JESSUP -- The Invenergy power plant in Jessup is several steps closer to generating electricity. When finished, it will be one of the largest natural-gas-fired facilities of its kind in the world.
The facility in Jessup will put out about two-thirds the amount of electricity as a typical nuclear power plant.
Crews are working around the clock to make sure construction stays on schedule as winter approaches.
Officials from Invenergy say construction may be just a little more than halfway complete.
In the last two years, workers built the framework of a 1500 megawatt natural-gas-fired power plant on abandoned land that once sat over old coal mines.
Jason Proskovec is the project manager for Kiewit, the construction company building the plant for Invenergy.
"Right now, we're right on track, right on schedule."
It's one of the largest construction projects in the region in a generation.
The site itself is the size of 16 New York City blocks, with enough wiring to string lines to Columbus, Ohio.
There's enough pipe installed to stretch as long as 85 football fields.
And right now, the project employs about 1,000 construction workers.
In about a year, only 30 people will be working here, all that's needed to run a 53-acre power plant.
Brian Baigis is from Throop and when he graduated from Penn State with a degree in chemical engineering, he took a job at a power plant in New Jersey because there were no positions that needed his skill set near home.
"It's great to be back home, watching this facility being built," he said.
Baigis now works at Invenergy's operations department and he's local, like most of the 30 workers who'll run the plant when it starts producing power.
"They're from Lackawanna, Luzerne, and Wyoming Counties, great bunch of guys. They love this area and the opportunity to come here and work," Baigis said.
In Jessup, some who fought the plant harbor bitter feelings. They call construction cranes an eyesore and fear the plant will pollute.
But construction crews are working at what Invenergy calls maximum manpower, pushing to wrap up all outdoor work.
"That's one of the things were trying to protect ourselves from the winter is to enclose these buildings so that we can effectively work this winter," said Proskovec.
There are three power generators at the site.

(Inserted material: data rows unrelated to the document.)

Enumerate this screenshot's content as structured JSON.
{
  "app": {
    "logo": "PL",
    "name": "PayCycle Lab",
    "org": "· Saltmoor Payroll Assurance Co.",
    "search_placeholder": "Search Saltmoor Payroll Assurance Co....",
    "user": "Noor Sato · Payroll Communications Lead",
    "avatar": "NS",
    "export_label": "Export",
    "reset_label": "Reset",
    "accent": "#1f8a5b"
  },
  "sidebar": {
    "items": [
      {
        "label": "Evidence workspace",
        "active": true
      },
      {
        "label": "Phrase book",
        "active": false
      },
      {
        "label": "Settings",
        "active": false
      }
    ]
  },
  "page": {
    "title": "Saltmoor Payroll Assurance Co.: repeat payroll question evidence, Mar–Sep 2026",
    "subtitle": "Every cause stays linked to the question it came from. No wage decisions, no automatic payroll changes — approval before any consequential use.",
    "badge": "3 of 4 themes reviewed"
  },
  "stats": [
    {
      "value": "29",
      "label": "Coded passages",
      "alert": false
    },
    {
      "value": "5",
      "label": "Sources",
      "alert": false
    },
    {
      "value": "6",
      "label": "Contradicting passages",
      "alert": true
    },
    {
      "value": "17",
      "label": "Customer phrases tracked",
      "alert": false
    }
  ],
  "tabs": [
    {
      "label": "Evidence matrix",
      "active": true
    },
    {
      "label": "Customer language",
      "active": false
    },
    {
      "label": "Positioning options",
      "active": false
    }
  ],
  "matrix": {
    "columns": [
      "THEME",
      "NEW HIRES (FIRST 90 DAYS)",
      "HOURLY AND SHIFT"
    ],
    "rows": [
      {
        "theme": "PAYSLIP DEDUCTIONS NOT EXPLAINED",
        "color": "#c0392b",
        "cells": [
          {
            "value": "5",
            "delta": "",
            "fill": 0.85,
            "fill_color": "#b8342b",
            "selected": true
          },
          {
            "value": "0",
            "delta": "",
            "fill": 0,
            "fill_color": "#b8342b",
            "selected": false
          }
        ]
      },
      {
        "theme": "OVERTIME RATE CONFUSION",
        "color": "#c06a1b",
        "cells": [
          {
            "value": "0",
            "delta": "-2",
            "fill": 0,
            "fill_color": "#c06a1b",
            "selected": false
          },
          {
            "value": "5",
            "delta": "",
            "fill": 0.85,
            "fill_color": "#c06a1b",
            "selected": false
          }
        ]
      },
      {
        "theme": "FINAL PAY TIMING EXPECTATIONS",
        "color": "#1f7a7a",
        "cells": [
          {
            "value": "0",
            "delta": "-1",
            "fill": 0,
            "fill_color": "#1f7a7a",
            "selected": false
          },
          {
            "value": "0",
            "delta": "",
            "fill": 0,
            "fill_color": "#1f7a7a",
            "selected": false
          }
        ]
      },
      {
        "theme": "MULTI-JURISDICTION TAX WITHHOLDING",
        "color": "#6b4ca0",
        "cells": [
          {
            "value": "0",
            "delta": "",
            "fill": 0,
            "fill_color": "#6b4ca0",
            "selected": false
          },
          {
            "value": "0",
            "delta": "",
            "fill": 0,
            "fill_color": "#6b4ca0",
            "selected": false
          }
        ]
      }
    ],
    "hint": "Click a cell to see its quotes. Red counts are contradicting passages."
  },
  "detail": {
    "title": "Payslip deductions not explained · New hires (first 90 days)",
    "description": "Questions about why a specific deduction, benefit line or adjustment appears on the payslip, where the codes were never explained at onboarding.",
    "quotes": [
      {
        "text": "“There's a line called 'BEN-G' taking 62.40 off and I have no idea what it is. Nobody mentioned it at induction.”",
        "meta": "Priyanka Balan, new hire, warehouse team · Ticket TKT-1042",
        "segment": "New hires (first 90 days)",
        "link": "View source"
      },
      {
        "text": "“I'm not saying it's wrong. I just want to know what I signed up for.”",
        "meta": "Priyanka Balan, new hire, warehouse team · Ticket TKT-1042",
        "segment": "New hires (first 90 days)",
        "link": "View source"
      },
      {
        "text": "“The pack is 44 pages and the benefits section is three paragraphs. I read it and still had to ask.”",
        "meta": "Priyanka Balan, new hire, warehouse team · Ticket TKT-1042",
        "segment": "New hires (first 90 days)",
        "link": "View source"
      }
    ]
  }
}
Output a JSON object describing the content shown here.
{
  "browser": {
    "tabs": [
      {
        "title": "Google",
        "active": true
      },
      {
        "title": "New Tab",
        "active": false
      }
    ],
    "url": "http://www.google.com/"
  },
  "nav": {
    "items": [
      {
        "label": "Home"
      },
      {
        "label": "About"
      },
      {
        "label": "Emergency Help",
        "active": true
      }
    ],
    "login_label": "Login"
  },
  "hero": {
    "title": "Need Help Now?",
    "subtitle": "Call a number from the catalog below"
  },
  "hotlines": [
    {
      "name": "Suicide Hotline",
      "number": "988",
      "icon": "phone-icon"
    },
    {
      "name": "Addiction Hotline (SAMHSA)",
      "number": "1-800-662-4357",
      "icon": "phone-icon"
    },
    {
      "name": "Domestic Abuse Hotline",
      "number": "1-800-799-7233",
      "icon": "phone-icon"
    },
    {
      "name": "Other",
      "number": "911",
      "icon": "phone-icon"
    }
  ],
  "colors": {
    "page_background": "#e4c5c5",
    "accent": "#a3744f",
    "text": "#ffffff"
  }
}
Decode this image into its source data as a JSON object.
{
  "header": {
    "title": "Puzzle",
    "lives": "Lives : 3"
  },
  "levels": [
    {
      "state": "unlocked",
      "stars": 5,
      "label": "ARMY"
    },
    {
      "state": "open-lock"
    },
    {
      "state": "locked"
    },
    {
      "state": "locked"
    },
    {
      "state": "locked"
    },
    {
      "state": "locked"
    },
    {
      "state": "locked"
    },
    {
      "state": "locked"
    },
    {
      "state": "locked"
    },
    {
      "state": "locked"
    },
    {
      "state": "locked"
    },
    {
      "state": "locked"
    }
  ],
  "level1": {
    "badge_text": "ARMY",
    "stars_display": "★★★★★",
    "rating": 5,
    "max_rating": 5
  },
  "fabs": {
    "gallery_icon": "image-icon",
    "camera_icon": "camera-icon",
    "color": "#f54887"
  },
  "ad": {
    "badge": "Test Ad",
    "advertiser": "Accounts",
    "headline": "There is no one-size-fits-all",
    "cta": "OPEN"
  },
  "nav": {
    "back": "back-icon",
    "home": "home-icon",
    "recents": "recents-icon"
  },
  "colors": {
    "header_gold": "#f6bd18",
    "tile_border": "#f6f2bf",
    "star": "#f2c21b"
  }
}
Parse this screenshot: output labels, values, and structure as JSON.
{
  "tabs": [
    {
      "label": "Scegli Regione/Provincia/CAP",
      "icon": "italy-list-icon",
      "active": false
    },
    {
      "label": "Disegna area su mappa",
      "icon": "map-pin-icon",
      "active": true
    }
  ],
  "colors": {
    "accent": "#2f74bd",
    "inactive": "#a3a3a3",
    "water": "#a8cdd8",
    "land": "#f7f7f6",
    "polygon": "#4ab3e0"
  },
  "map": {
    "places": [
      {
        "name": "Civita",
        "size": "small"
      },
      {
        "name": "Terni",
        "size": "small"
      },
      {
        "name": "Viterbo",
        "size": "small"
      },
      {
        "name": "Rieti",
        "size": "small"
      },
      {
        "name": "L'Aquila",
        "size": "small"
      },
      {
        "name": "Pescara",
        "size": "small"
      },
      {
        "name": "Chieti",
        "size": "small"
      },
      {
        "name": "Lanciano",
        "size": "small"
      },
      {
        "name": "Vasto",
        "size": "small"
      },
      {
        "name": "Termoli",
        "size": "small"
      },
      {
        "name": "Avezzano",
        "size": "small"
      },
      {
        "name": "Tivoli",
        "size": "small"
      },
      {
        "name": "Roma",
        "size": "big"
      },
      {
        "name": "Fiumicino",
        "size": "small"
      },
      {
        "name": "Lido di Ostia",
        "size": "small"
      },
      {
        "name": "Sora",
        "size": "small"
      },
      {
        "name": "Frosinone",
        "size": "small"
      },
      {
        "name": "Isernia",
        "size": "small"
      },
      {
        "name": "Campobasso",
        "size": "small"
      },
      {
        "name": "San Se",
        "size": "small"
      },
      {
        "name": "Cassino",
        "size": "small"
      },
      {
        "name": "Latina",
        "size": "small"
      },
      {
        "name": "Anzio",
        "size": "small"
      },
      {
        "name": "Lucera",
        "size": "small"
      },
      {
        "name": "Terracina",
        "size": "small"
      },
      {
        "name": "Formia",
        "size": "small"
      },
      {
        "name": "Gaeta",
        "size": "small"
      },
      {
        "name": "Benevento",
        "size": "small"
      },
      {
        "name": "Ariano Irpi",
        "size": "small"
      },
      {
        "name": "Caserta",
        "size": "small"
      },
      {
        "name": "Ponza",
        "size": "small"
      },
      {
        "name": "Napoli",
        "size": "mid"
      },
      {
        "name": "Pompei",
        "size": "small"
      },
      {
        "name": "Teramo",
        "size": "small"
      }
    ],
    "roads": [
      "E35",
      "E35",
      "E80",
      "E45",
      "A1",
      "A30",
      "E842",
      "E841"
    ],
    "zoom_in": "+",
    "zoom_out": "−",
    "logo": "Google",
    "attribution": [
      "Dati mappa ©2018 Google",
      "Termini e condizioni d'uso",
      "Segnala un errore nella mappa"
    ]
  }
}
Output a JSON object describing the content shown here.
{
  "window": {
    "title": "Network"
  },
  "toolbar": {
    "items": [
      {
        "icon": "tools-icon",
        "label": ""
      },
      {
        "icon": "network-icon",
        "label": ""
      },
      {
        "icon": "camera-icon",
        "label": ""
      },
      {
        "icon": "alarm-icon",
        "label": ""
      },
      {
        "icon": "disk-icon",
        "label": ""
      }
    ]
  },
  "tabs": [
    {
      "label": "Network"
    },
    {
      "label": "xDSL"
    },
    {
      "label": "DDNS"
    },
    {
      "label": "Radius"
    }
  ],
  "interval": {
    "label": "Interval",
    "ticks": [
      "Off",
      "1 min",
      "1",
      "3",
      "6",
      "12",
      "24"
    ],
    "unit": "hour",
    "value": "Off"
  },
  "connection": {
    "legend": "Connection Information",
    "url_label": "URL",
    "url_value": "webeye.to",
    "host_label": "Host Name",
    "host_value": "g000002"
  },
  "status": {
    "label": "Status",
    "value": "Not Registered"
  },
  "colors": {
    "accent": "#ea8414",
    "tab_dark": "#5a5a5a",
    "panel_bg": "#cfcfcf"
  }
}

The first is scheduled to start producing electricity in June, the second in September, and the last one in December of 2018.